Documentary evidence later showed that Shakur was targeted for frame-ups by the FBI’s COINTELPRO initiative as part of a larger effort to disrupt and neutralize social justice movements.
Ms. Shakur escaped from prison in 1979 and has lived as a political refugee in Cuba since 1984. Article 14 of the Universal Declaration of Human Rights provides that "Everyone has the right to seek and to enjoy in other countries asylum from persecution." The United Nations 1951 Convention Relating to the Status of Refugees and the 1967 Protocol Relating to the Status of Refugees guide national legislation concerning political asylum. Under these agreements, a refugee is a person who is outside her own country's territory owing to fear of persecution on protected grounds. Protected grounds include race, nationality, religion, political opinions, membership and/or participation in any particular social group or social activities. Rendering victims of persecution to their persecutor is considered violation of non-refoulement.
In addition to murder, Ms. Shakur was charged with two bank robberies, the kidnapping of a Brooklyn heroin dealer, attempted murder of two police officers in Queens, and eight other felonies related to the turnpike shootout. Three trials resulted in acquittals, one in a hung jury, one in a mistrial, and one in a conviction. Three indictments were dismissed without trial. At her final trial, Ms. Shakur was represented by NLG lawyers William Kunstler and Lennox Hinds. The proceedings were fraught with constitutional violations:
- All of the 15 jurors were white, in a clear Batson v. Kentucky violation;
- Five jurors had personal connections to state troopers (one girlfriend, two nephews and two friends), posing a clear conflict of interest;

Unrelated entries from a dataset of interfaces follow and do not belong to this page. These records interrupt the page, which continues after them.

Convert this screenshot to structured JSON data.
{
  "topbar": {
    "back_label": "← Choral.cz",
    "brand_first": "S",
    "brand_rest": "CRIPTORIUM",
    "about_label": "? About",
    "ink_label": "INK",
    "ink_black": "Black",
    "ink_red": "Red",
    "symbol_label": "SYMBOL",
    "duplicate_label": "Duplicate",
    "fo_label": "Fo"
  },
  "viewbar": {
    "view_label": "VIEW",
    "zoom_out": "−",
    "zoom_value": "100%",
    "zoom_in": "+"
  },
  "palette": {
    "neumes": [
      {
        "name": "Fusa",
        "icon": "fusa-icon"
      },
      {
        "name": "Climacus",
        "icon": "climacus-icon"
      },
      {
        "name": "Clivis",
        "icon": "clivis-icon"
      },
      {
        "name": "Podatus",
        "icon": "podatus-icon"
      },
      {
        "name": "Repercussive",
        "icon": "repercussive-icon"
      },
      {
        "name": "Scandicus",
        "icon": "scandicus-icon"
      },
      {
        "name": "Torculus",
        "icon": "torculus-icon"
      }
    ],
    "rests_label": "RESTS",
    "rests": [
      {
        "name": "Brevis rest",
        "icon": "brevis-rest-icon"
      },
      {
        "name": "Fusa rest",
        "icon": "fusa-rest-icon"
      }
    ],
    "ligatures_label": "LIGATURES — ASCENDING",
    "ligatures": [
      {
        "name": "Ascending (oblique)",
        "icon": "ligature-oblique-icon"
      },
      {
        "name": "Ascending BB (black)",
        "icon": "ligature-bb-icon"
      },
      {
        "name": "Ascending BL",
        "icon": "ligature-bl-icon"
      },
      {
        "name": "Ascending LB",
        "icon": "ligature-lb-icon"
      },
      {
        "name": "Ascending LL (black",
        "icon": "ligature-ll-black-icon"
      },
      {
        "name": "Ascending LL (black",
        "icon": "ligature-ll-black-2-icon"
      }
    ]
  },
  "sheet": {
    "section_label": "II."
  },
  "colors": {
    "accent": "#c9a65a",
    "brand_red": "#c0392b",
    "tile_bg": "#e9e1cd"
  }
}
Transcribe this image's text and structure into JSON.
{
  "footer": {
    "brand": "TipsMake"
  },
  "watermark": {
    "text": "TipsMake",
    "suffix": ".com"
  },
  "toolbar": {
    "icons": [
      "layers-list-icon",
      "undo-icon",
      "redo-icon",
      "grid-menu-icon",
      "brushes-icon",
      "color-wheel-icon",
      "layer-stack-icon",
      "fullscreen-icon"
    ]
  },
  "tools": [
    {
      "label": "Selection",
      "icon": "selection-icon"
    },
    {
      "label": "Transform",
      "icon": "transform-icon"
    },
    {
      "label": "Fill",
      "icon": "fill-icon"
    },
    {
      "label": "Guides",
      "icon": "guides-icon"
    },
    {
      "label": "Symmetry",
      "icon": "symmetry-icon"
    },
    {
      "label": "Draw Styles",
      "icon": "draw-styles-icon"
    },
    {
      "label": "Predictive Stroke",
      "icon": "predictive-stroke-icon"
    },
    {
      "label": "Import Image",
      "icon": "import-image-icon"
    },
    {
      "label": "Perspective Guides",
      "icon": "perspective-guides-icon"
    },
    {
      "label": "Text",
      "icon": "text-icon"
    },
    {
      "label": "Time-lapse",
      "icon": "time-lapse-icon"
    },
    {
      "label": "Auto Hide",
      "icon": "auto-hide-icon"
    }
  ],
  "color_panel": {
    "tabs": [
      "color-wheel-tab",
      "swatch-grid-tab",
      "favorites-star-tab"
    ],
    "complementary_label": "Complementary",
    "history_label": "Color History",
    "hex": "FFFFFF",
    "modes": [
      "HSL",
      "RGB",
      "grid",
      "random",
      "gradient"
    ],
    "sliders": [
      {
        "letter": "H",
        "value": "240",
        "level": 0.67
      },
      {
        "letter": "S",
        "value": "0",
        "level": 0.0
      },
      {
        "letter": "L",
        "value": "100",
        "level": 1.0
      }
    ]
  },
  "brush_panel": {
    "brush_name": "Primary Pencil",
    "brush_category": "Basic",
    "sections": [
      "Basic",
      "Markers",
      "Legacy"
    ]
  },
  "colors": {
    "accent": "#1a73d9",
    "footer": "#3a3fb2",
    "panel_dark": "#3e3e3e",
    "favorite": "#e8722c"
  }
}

- One juror violated the jury’s sequestration order and, according to William Kunstler, a New Jersey State Assembly member spoke to jury members at the hotel where they were sequestered, urging them to convict Shakur;
- The judge cut funding for additional expert defense testimony after medical testimony demonstrated that Ms. Shakur—who had no gunpowder residues on her fingers, and whose fingerprints were not found on any weapon at the crime scene—was shot with her hands up and suffered injury to a critical nerve in her right arm, making it anatomically impossible for her to fire a weapon;
- Forensic and ballistic specialists declined to testify, citing conflicts of interest because they routinely testified for law enforcement officials.
“Through her writing, Assasta Shakur has educated generations about how the FBI operated with impunity to neutralize the Black Panther Party. Labeling Assata a terrorist and putting a bounty on her head is a clear attempt by U.S. authorities to hide this chapter in history,” said NLG Executive Director Heidi Boghosian.
The National Lawyers Guild is the oldest and largest public interest/human rights bar organization in the United States. Its headquarters are in New York and it has members in every state.